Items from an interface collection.
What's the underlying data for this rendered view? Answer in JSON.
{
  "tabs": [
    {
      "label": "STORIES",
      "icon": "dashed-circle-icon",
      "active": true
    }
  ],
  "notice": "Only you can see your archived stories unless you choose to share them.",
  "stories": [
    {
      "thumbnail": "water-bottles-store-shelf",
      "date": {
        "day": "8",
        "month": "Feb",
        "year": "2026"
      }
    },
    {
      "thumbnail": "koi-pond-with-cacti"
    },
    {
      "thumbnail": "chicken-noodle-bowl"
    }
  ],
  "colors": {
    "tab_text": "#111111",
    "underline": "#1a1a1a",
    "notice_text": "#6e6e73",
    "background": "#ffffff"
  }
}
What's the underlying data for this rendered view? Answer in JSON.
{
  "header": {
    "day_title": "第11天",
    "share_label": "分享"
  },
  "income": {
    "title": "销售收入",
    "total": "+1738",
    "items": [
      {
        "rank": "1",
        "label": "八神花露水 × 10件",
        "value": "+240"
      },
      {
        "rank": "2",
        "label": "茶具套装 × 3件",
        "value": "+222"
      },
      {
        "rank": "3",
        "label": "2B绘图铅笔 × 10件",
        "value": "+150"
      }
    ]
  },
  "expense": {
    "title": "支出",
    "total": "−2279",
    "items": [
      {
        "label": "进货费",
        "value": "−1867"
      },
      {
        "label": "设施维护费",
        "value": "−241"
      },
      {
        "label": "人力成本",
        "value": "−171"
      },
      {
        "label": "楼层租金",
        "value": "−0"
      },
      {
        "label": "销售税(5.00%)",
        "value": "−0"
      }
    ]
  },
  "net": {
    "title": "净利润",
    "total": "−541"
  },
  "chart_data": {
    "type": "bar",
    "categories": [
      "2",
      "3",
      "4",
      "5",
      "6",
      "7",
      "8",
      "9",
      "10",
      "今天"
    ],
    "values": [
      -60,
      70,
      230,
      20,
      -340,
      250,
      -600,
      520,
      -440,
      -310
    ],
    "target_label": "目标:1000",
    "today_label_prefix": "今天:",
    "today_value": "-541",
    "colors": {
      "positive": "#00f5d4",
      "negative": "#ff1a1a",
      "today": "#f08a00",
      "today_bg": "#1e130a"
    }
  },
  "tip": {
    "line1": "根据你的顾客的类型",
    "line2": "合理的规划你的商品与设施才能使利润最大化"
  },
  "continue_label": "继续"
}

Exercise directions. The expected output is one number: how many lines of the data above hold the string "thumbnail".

Exercise answer. 3